Exercise description » Please reproduce the data exactly, though every picture must stay out.

Given records »
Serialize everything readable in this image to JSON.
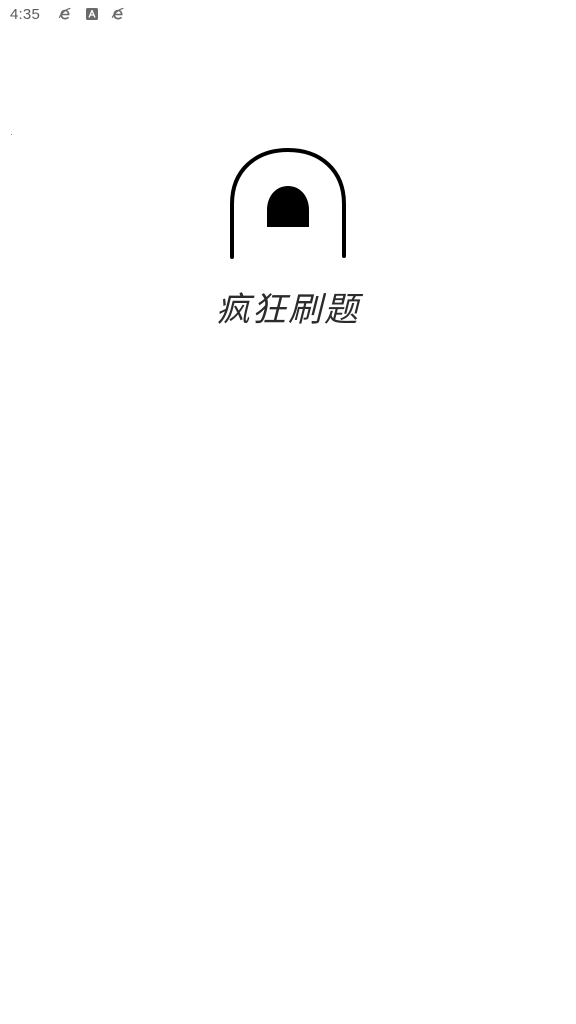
{
  "status_bar": {
    "time": "4:35",
    "icons": [
      "browser-e-icon",
      "app-store-a-icon",
      "browser-e-icon"
    ]
  },
  "splash": {
    "title": "疯狂刷题",
    "logo": "arch-logo-icon"
  },
  "colors": {
    "background": "#ffffff",
    "logo": "#000000",
    "status_text": "#5b5b5b",
    "title": "#2b2b2b"
  }
}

Answer box »
Serialize everything readable in this image to JSON.
{
  "status_bar": {
    "time": "4:35",
    "icons": [
      "browser-e-icon",
      "app-store-a-icon",
      "browser-e-icon"
    ]
  },
  "splash": {
    "title": "疯狂刷题",
    "logo": "arch-logo-icon"
  },
  "colors": {
    "background": "#ffffff",
    "logo": "#000000",
    "status_text": "#5b5b5b",
    "title": "#2b2b2b"
  }
}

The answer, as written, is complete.